For over 100 years outboard motors have been taking anglers to fishing hot spots. Sadly, many antique motors are gone except for a small number preserved by collectors. This review examines the legacy of outboard motor ads from the digital Library of 140 early outdoor magazines at ClassicOutdoorMagazines.com (1899-1940). Early magazine ads were counted and sorted to show trends of the winners and losers in the outboard motor market place. This review is a small snapshot of our angling legacy. For specific details on product lines or models and when they started or ended you should check with the experts at The Antique Outboard Motor Club.
Advertising data was organized by decade from 1910 to 1940. No ads were found earlier than 1911. I found a total of 30 brands/companies advertised during the 29 years from 1911 to 1940. Forty three advertisements for 16 different brands of outboard/rowboat motors were found in the 39 magazines from 1911-1920. From the pool of 45 magazines spanning the decade of 1921-1930 I found 108 ads from 12 companies. Magazines from 1931-1940 had 54 outboard advertisements from 10 companies with Elto and Evinrude counted as one.
1899-1910 14 Magazines No outboard motor ads were found.
1911-1920 (39 Magazines) The earliest outboard motor ad in the Library is by Evinrude on the back cover of National Sportsman, June, 1913. Caille outboards had the most ads (8) in this decade followed by Evinrude with 6. Wisconsin and Koban were contenders with 5 ads followed by Porto with 4. Federal, Gray Gearless, Arrow and Jewel Electric each had 2 ads. The one ad category included; Iowa Motor (1914), Motorgo (1914), Sweet (1914), Detroit (1914), Roberts (1914), Ferro (1916) and Columbian (1917).

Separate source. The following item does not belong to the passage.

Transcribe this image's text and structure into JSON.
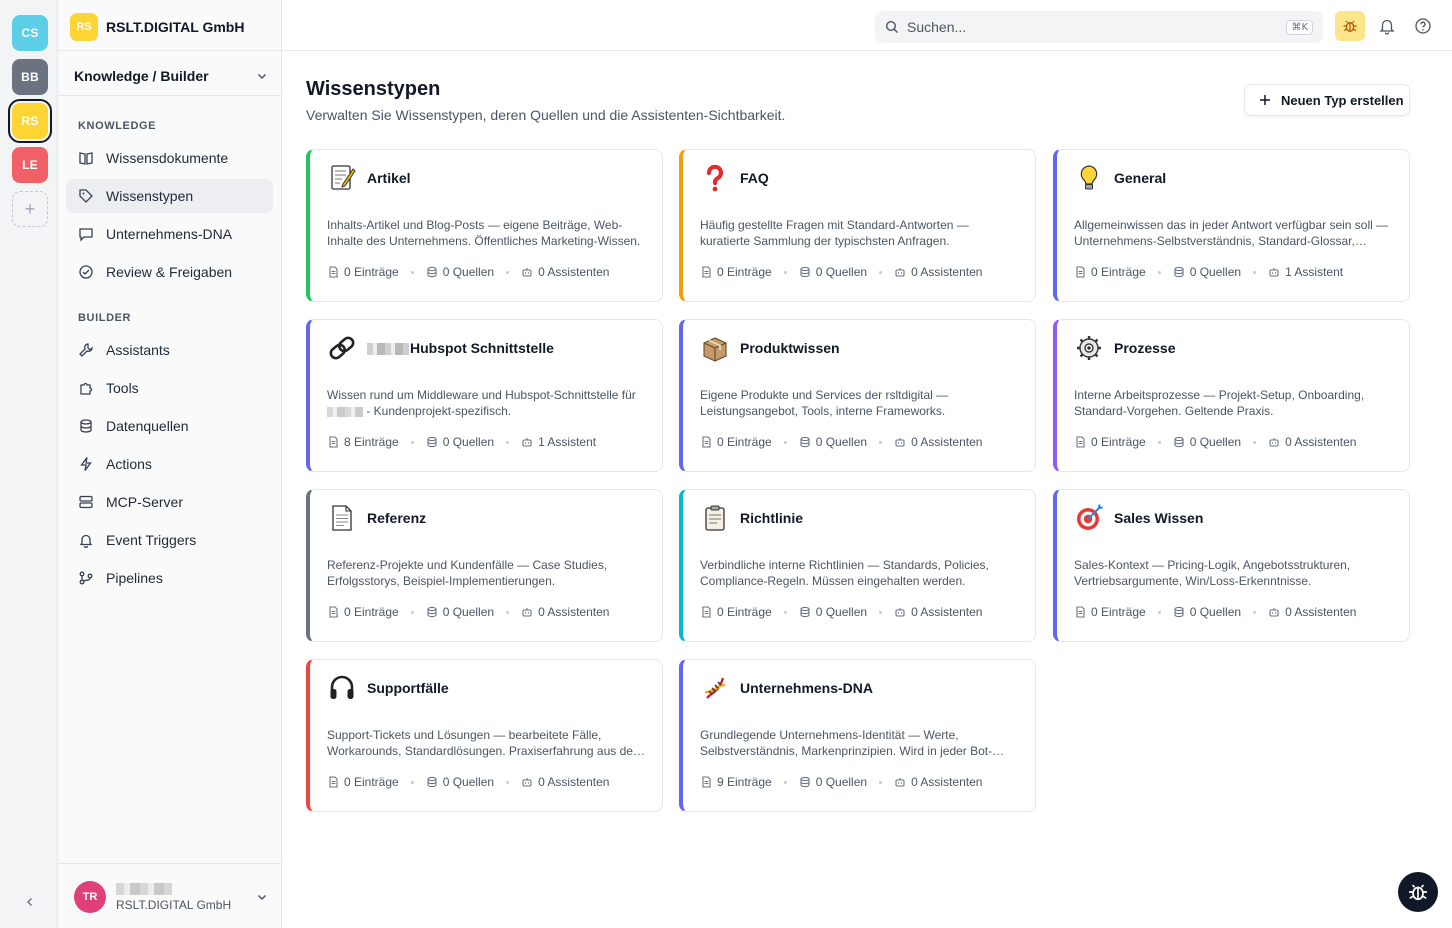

1921-1930 (45 Magazines) The first Johnson ad I found was in Forest & Stream 1921. Johnson had the most ads in this period (25) followed by Elto (24) and Evinrude (22). Lockwood-Ash became just Lockwood by 1928 with a total of 14 ads. Previous ad leader, Caille, had 13 ads in this decade. Wisconsin made its last appearance with 2 ads in 1921. Interestingly, the famous motorcycle company, Indian, had 2 ads in 1930. The White Canoe Co advertised an outboard in 1926. The McNabb Rudder, a steering add-on for outboards, had one ad appearing in the May, 1926,issue of Outdoor America. The Outboard Motor Co appeared once, May 1930, Hunting& Fishing.

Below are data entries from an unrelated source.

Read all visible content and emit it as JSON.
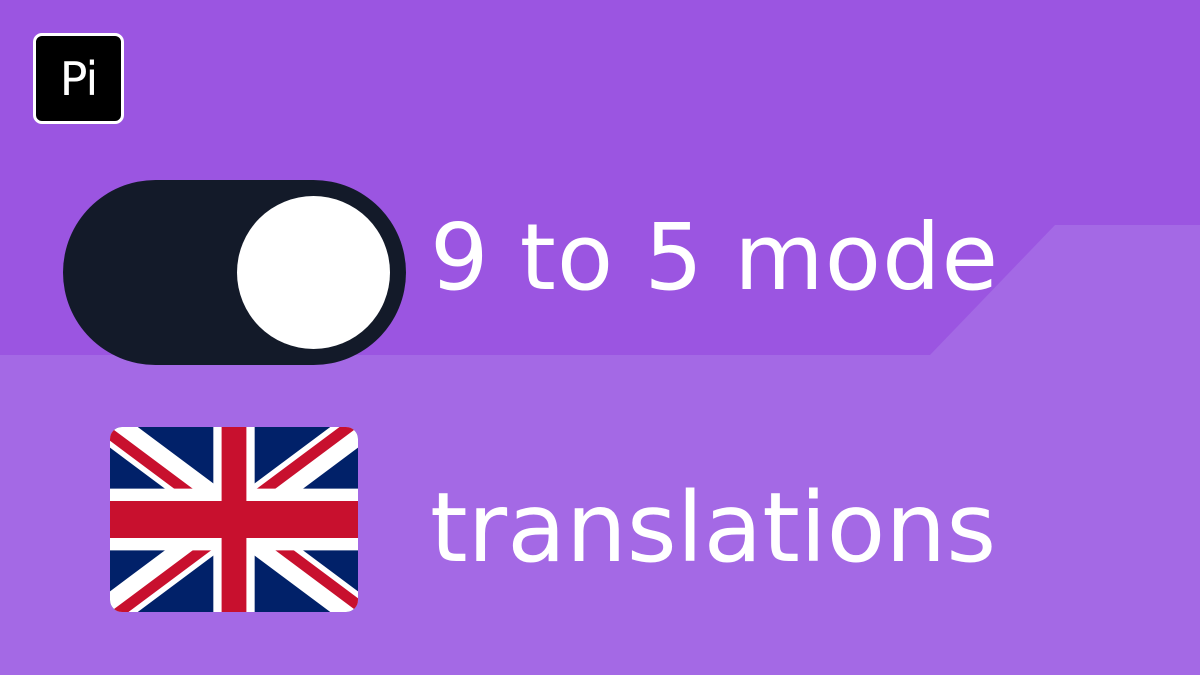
{
  "logo": {
    "text": "Pi"
  },
  "toggle": {
    "state": "on",
    "label": "9 to 5 mode"
  },
  "language": {
    "flag_icon": "uk-flag-icon",
    "label": "translations"
  },
  "colors": {
    "background": "#9b55e1",
    "lower_band": "#a469e5",
    "toggle_track": "#131a29",
    "toggle_knob": "#ffffff",
    "text": "#ffffff",
    "logo_bg": "#000000"
  }
}
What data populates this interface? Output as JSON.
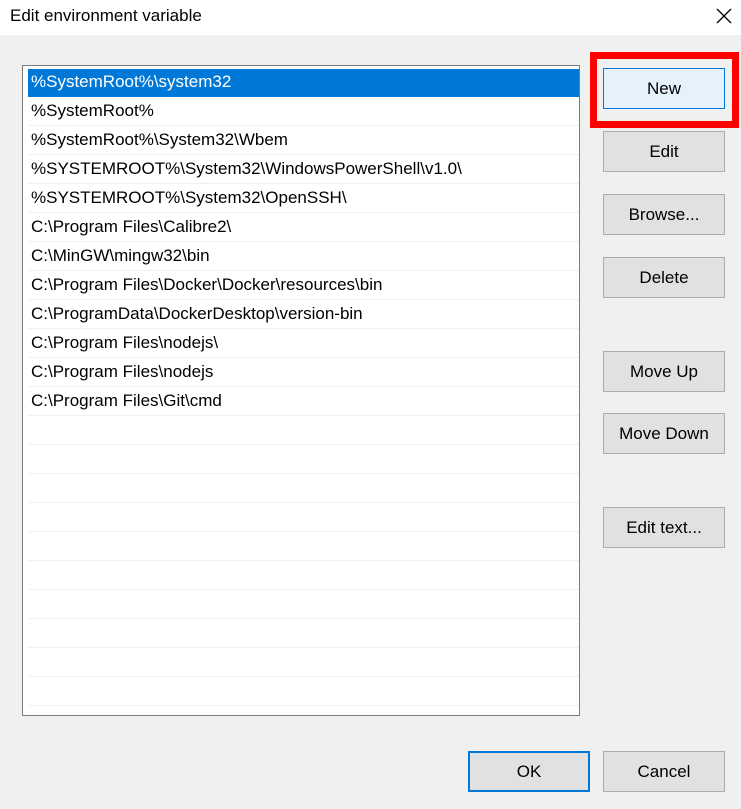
{
  "window": {
    "title": "Edit environment variable",
    "close_icon": "close-icon"
  },
  "path_entries": [
    "%SystemRoot%\\system32",
    "%SystemRoot%",
    "%SystemRoot%\\System32\\Wbem",
    "%SYSTEMROOT%\\System32\\WindowsPowerShell\\v1.0\\",
    "%SYSTEMROOT%\\System32\\OpenSSH\\",
    "C:\\Program Files\\Calibre2\\",
    "C:\\MinGW\\mingw32\\bin",
    "C:\\Program Files\\Docker\\Docker\\resources\\bin",
    "C:\\ProgramData\\DockerDesktop\\version-bin",
    "C:\\Program Files\\nodejs\\",
    "C:\\Program Files\\nodejs",
    "C:\\Program Files\\Git\\cmd"
  ],
  "selected_index": 0,
  "buttons": {
    "new": "New",
    "edit": "Edit",
    "browse": "Browse...",
    "delete": "Delete",
    "move_up": "Move Up",
    "move_down": "Move Down",
    "edit_text": "Edit text..."
  },
  "footer": {
    "ok": "OK",
    "cancel": "Cancel"
  },
  "colors": {
    "selection": "#0078d7",
    "highlight": "#ff0000",
    "dialog_bg": "#f0f0f0"
  }
}
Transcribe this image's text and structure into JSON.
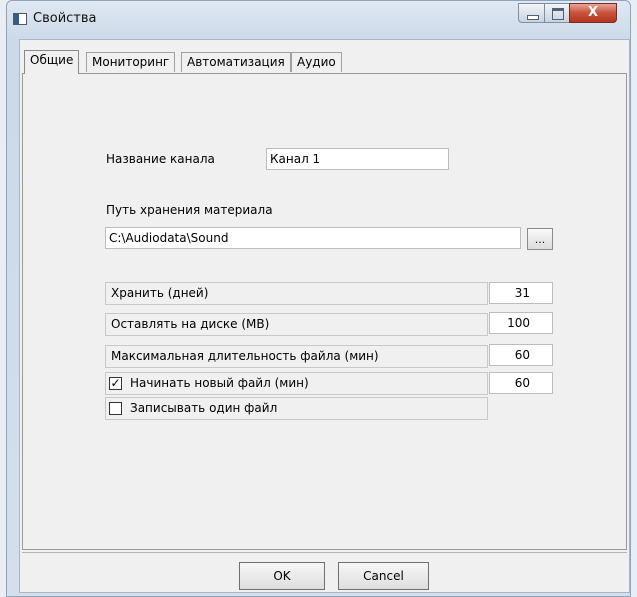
{
  "window": {
    "title": "Свойства",
    "icons": {
      "app": "window-app-icon",
      "minimize": "minimize-icon",
      "maximize": "maximize-icon",
      "close": "close-icon"
    },
    "close_glyph": "X"
  },
  "tabs": [
    {
      "label": "Общие",
      "active": true
    },
    {
      "label": "Мониторинг",
      "active": false
    },
    {
      "label": "Автоматизация",
      "active": false
    },
    {
      "label": "Аудио",
      "active": false
    }
  ],
  "general": {
    "channel_name_label": "Название канала",
    "channel_name_value": "Канал 1",
    "storage_path_label": "Путь хранения материала",
    "storage_path_value": "C:\\Audiodata\\Sound",
    "browse_label": "...",
    "keep_days_label": "Хранить (дней)",
    "keep_days_value": "31",
    "leave_on_disk_label": "Оставлять на диске (MB)",
    "leave_on_disk_value": "100",
    "max_file_duration_label": "Максимальная длительность файла (мин)",
    "max_file_duration_value": "60",
    "start_new_file_label": "Начинать новый файл (мин)",
    "start_new_file_checked": true,
    "start_new_file_checkmark": "✓",
    "start_new_file_value": "60",
    "record_single_file_label": "Записывать один файл",
    "record_single_file_checked": false
  },
  "buttons": {
    "ok": "OK",
    "cancel": "Cancel"
  }
}
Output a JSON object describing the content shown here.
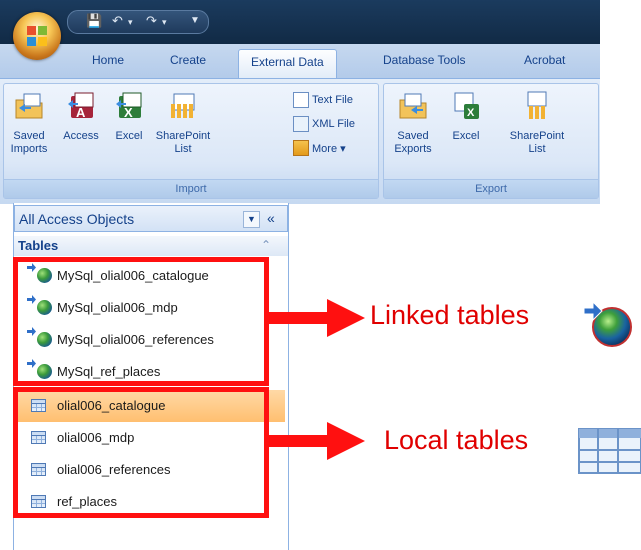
{
  "ribbon": {
    "tabs": [
      {
        "label": "Home",
        "active": false
      },
      {
        "label": "Create",
        "active": false
      },
      {
        "label": "External Data",
        "active": true
      },
      {
        "label": "Database Tools",
        "active": false
      },
      {
        "label": "Acrobat",
        "active": false
      }
    ],
    "import_group": {
      "label": "Import",
      "saved_imports_line1": "Saved",
      "saved_imports_line2": "Imports",
      "access": "Access",
      "excel": "Excel",
      "sharepoint_line1": "SharePoint",
      "sharepoint_line2": "List",
      "text_file": "Text File",
      "xml_file": "XML File",
      "more": "More ▾"
    },
    "export_group": {
      "label": "Export",
      "saved_exports_line1": "Saved",
      "saved_exports_line2": "Exports",
      "excel": "Excel",
      "sharepoint_line1": "SharePoint",
      "sharepoint_line2": "List"
    }
  },
  "nav": {
    "header": "All Access Objects",
    "section": "Tables",
    "linked_tables": [
      "MySql_olial006_catalogue",
      "MySql_olial006_mdp",
      "MySql_olial006_references",
      "MySql_ref_places"
    ],
    "local_tables": [
      "olial006_catalogue",
      "olial006_mdp",
      "olial006_references",
      "ref_places"
    ],
    "selected": "olial006_catalogue"
  },
  "annotations": {
    "linked_label": "Linked tables",
    "local_label": "Local tables",
    "color": "#ff1010"
  },
  "colors": {
    "ribbon_bg": "#d5e3f6",
    "selected_row": "#ffc67e",
    "titlebar": "#1b3b5e"
  }
}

1931-1940 (41 Magazines) Johnson led the decade with 16 ads followed by Evinrude (11) and Elto (11) with the double brands, Evinrude, had the most ads. Caille ads (4) were last seen in 1934, Sports Afield. Neptune, with 3 ads in the decade, first appeared in 1932. Ro-peller, Eclipse and LeJay Troller each had 2 ads. The LeJay Troller appeared in 1938 and then as the LeJay Minn-Kota in 1939. Cross was one ad appearing in 1932 Hunting
& Fishing. The Clarke Troller was also a onetime ad from 1938.
Johnson had the best ads with color and great graphics. The Clarke Troller was the most unusual. This gasoline powered motor was totally enclosed and designed to operate underwater.
Summary of ad totals from the Library at ClassicOutdoorMagazines.com.
Johnson – 41 (first appeared in 1921)
Evinrude – 39
Elto – 35
Caille – 25 (last appeared in 1934)
Lockwood-Ash – 6
Lockwood – 8
Koban – 8 (last appeared in 1921)
Other outboard motor names:
1911-1920 – Iowa Motor, Motorgo,
Porto, Sweet, Detroit, Roberts, Federal, Gray Gearless, Ferro, Arrow, Jewel,
1921-1930 – Wisconsin, White,
Indian, Outboard Motor Co, McNab Rudder
1931-1940 – Ro-peller, Cross, Clarke
Troller, Neptune, and LeJay Minn-Kota.
I hope you enjoy reading about old motors and seeing some of the ads from early outdoor magazines. For a truly unforgettable antique outboard motor experience I heartily recommend reading Mantrap (1926) by Sinclair Lewis. I know I will never look at an old kicker without remembering this story by one of America’s greatest writers. Click here to download the notes I complied for this review in an Excel spreadsheet. If you are lucky enough to find a classic old kicker, be assertive and put it in the living room where it belongs.
– – Bob@ClassicOutdoorMagazines.com